git add ...).
--soft doesn't touch the index or work tree. All your files are intact as with
--mixed, but all the changes show up as
changes to be committed with git status (i.e. checked in in preparation for committing). Use this when you realize you've made some bad commits, but the work's all good - all you need to do is recommit it differently. The index is untouched, so you can commit immediately if you want - the resulting commit will have all the same content as where you were before you reset.
--merge was added recently, and is intended to help you abort a failed merge. This is necessary because
git merge will actually let you attempt a merge with a dirty work tree (one with local modifications) as long as those modifications are in files unaffected by the merge.
git reset --merge resets the index (like
--mixed - all changes show up as local modifications), and resets the files affected by the merge, but leaves the others alone. This will hopefully restore everything to how it was before the bad merge. You'll usually use it as
git reset --merge (meaning
git reset --merge HEAD) because you only want to reset away the merge, not actually move the branch. (
HEAD hasn't been updated yet, since the merge failed)
To be more concrete, suppose you've modified files A and B, and you attempt to merge in a branch which modified files C and D. The merge fails for some reason, and you decide to abort it. You use
git reset --merge. It brings C and D back to how they were in
HEAD, but leaves your modifications to A and B alone, since they weren't part of the attempted merge.
The "strange notation" (
HEAD~1) you mention is simply a shorthand for specifying commits, without having to use a hash name like
3ebe3f6. It's fully documented in the "specifying revisions" section of the man page for git-rev-parse, with lots of examples and related syntax. The caret and the tilde actually mean different things:
HEAD~ is short for
HEAD~1 and means the commit's first parent.
HEAD~2 means the commit's first parent's first parent. Think of
HEAD~n as "n commits before HEAD" or "the nth generation ancestor of HEAD".
HEAD^1) also means the commit's first parent.
HEAD^2 means the commit's second parent. Remember, a normal merge commit has two parents - the first parent is the merged-into commit, and the second parent is the commit that was merged. In general, merges can actually have arbitrarily many parents (octopus merges).
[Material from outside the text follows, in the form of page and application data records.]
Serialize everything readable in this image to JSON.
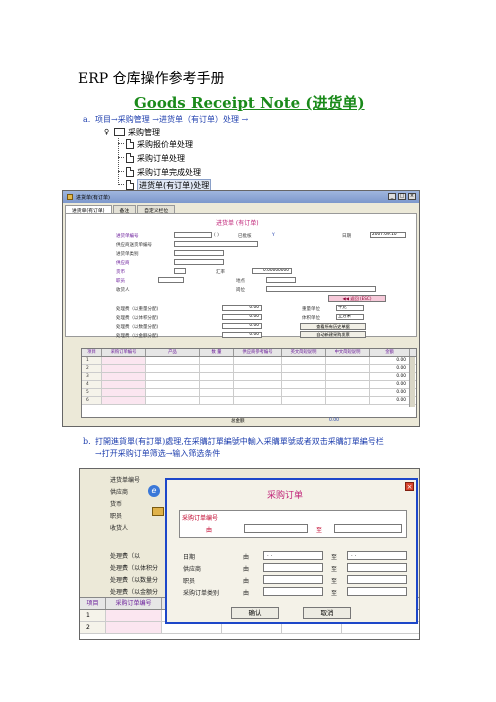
{
  "doc": {
    "title": "ERP  仓库操作参考手册",
    "section_title": "Goods Receipt Note (进货单)"
  },
  "steps": {
    "a_marker": "a.",
    "a_text": "项目→采购管理 →进货单（有订单）处理 →",
    "b_marker": "b.",
    "b_line1": "打開進貨單(有訂單)處理,在采購訂單編號中輸入采購單號或者双击采購訂單編号栏",
    "b_line2": "→打开采购订单筛选→输入筛选条件"
  },
  "tree": {
    "root": "采购管理",
    "items": [
      "采购报价单处理",
      "采购订单处理",
      "采购订单完成处理",
      "进货单(有订单)处理"
    ]
  },
  "window1": {
    "title": "进货单(有订单)",
    "tabs": [
      "进货单(有订单)",
      "备注",
      "自定义栏位"
    ],
    "heading": "进货单 (有订单)",
    "labels": {
      "doc_no": "进货单编号",
      "supplier_delivery_no": "供应商送货单编号",
      "receipt_category": "进货单类别",
      "supplier": "供应商",
      "currency": "货币",
      "staff": "职员",
      "receiver": "收货人",
      "open_brackets": "(          )",
      "posted": "已批核",
      "posted_val": "Y",
      "date": "日期",
      "date_val": "2007.09.10",
      "exchange_rate": "汇率",
      "exchange_rate_val": "0.00000000",
      "location": "地点",
      "position": "岗位",
      "fee_weight": "处理费（以重量分配)",
      "fee_volume": "处理费（以体积分配)",
      "fee_qty": "处理费（以数量分配)",
      "fee_amount": "处理费（以金额分配)",
      "fee_weight_val": "0.00",
      "fee_volume_val": "0.00",
      "fee_qty_val": "0.00",
      "fee_amount_val": "0.00",
      "weight_unit": "重量单位",
      "weight_unit_val": "千克",
      "volume_unit": "体积单位",
      "volume_unit_val": "立方米",
      "back_btn": "◀◀ 返回 (ESC)",
      "view_history_btn": "查看所有历史单据",
      "auto_create_btn": "自动新建采购发票"
    },
    "grid": {
      "headers": [
        "项目",
        "采购订单编号",
        "产品",
        "数 量",
        "供应商参考编号",
        "英文简短说明",
        "中文简短说明",
        "金额"
      ],
      "rows": [
        {
          "n": "1",
          "amt": "0.00"
        },
        {
          "n": "2",
          "amt": "0.00"
        },
        {
          "n": "3",
          "amt": "0.00"
        },
        {
          "n": "4",
          "amt": "0.00"
        },
        {
          "n": "5",
          "amt": "0.00"
        },
        {
          "n": "6",
          "amt": "0.00"
        }
      ],
      "total_label": "总金额",
      "total_val": "0.00"
    }
  },
  "shot2": {
    "bg_labels": [
      "进货单编号",
      "供应商",
      "货币",
      "职员",
      "收货人",
      "处理费（以",
      "处理费（以体积分",
      "处理费（以数量分",
      "处理费（以金额分"
    ],
    "grid_headers": [
      "项目",
      "采购订单编号"
    ],
    "rows": [
      "1",
      "2"
    ]
  },
  "dialog": {
    "title": "采购订单",
    "po_no_label": "采购订单编号",
    "from": "由",
    "to": "至",
    "date": "日期",
    "supplier": "供应商",
    "staff": "职员",
    "po_type": "采购订单类别",
    "date_placeholder": ". .",
    "ok": "确认",
    "cancel": "取消"
  }
}
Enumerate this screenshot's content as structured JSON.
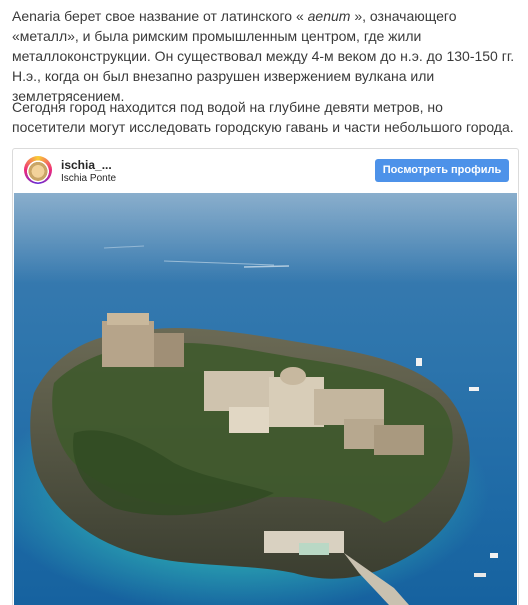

~ operators can be strung together, as in
HEAD~3^2, the second parent of the third-generation ancestor of
HEAD^^2, the second parent of the first parent of
HEAD, or even
HEAD^^^, which is equivalent to